**Requirement**
Search term "this": copy each line of the records that contains it.

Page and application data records
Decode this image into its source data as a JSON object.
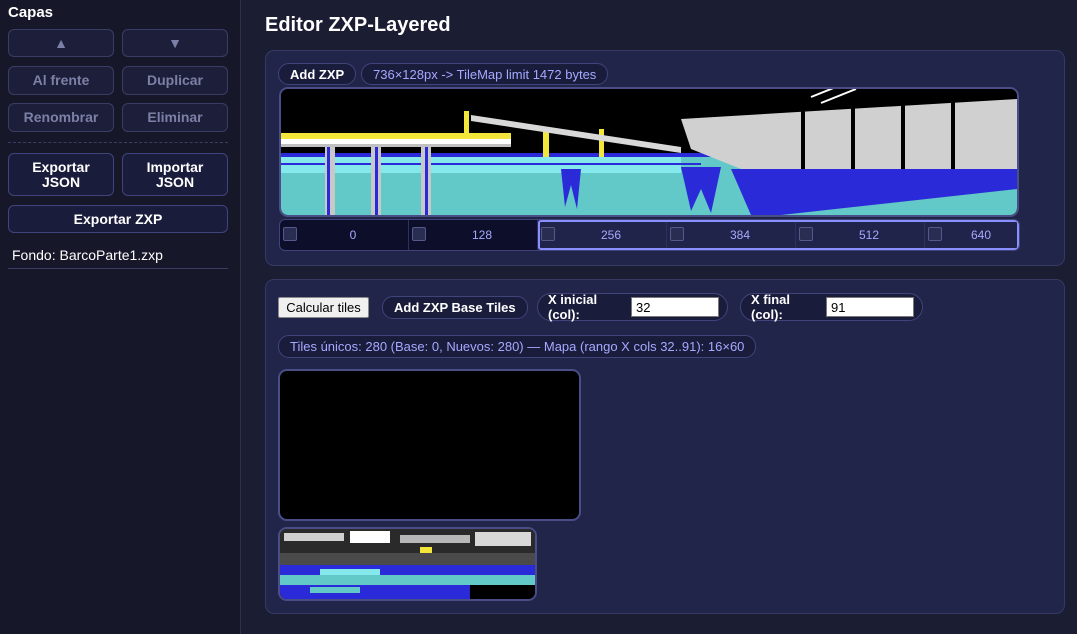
{
  "sidebar": {
    "title": "Capas",
    "move_up": "▲",
    "move_down": "▼",
    "to_front": "Al frente",
    "duplicate": "Duplicar",
    "rename": "Renombrar",
    "delete": "Eliminar",
    "export_json": "Exportar JSON",
    "import_json": "Importar JSON",
    "export_zxp": "Exportar ZXP",
    "background_label": "Fondo: BarcoParte1.zxp"
  },
  "main": {
    "title": "Editor ZXP-Layered",
    "add_zxp": "Add ZXP",
    "size_info": "736×128px -> TileMap limit 1472 bytes",
    "chunks": [
      "0",
      "128",
      "256",
      "384",
      "512",
      "640"
    ]
  },
  "tiles": {
    "calc_button": "Calcular tiles",
    "add_base": "Add ZXP Base Tiles",
    "x_start_label": "X inicial (col):",
    "x_start_value": "32",
    "x_end_label": "X final (col):",
    "x_end_value": "91",
    "summary": "Tiles únicos: 280 (Base: 0, Nuevos: 280) — Mapa (rango X cols 32..91): 16×60"
  },
  "colors": {
    "accent": "#a5a9ff",
    "sky": "#000000",
    "water": "#62c8c8",
    "water_light": "#85e8ec",
    "blue": "#2a2ad8",
    "yellow": "#f2e63a"
  }
}
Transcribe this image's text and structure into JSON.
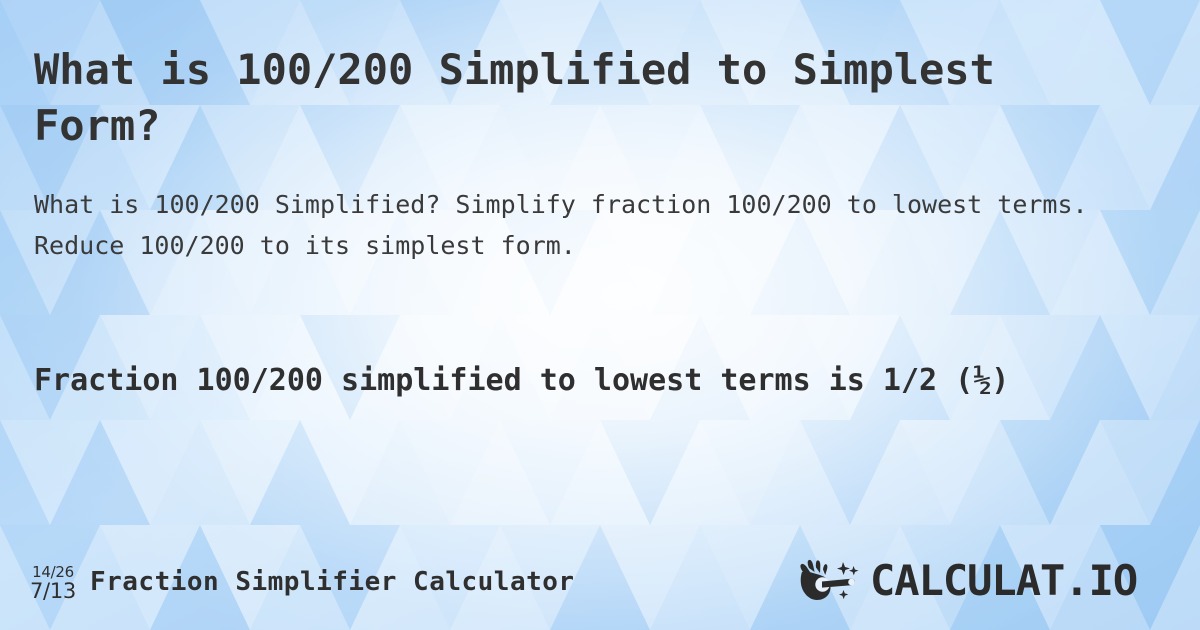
{
  "page": {
    "title": "What is 100/200 Simplified to Simplest Form?",
    "subtitle": "What is 100/200 Simplified? Simplify fraction 100/200 to lowest terms. Reduce 100/200 to its simplest form.",
    "result": "Fraction 100/200 simplified to lowest terms is 1/2 (½)"
  },
  "fraction": {
    "numerator": "100",
    "denominator": "200",
    "simplified": "1/2",
    "simplified_vulgar": "½"
  },
  "footer": {
    "icon": {
      "name": "fraction-reduce-icon",
      "top": "14/26",
      "bottom": "7/13"
    },
    "tool_name": "Fraction Simplifier Calculator",
    "brand": {
      "logo_icon": "magic-wand-hand-icon",
      "wordmark": "CALCULAT.IO"
    }
  },
  "colors": {
    "background_edge": "#9ccbf6",
    "background_center": "#eef7fe",
    "text_primary": "#333333",
    "text_secondary": "#3a3a3a",
    "brand_dark": "#2b2b2b"
  }
}
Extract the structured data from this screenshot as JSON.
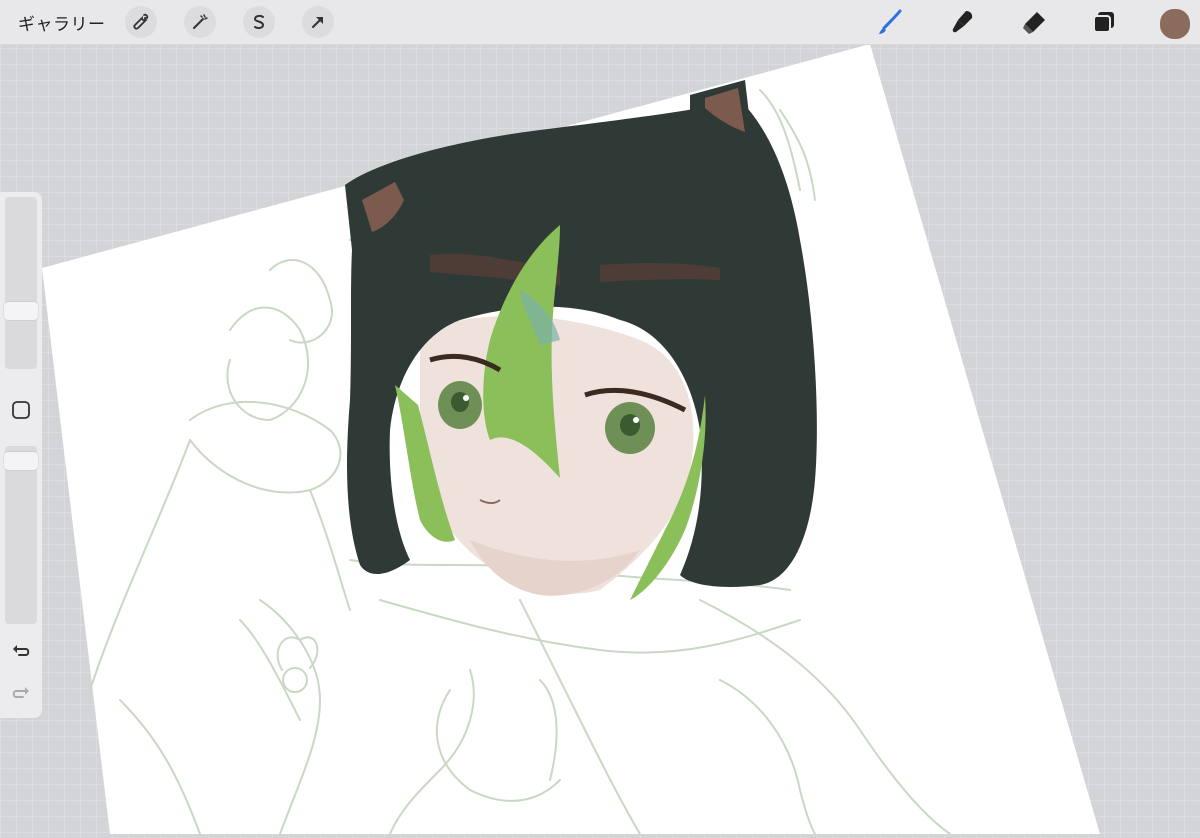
{
  "topbar": {
    "gallery_label": "ギャラリー",
    "left_tools": [
      "wrench-icon",
      "magic-wand-icon",
      "selection-s-icon",
      "arrow-transform-icon"
    ],
    "right_tools": [
      "brush-icon",
      "smudge-icon",
      "eraser-icon",
      "layers-icon"
    ],
    "accent": "#2f6fe0",
    "current_color": "#8b6b5c"
  },
  "sidebar": {
    "brush_size_level": 0.78,
    "opacity_level": 0.05,
    "modify_button": "square-icon",
    "undo": "undo-icon",
    "redo": "redo-icon"
  },
  "canvas": {
    "paper_color": "#ffffff",
    "hair_color": "#2f3a36",
    "highlight_color": "#8bbf5a",
    "skin_color": "#efe2dc",
    "sketch_color": "#c9d8c4"
  }
}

**Written response**
Decode this image into its source data as a JSON object.
Transcribe this image's text and structure into JSON.
Extract the structured data from this screenshot as JSON.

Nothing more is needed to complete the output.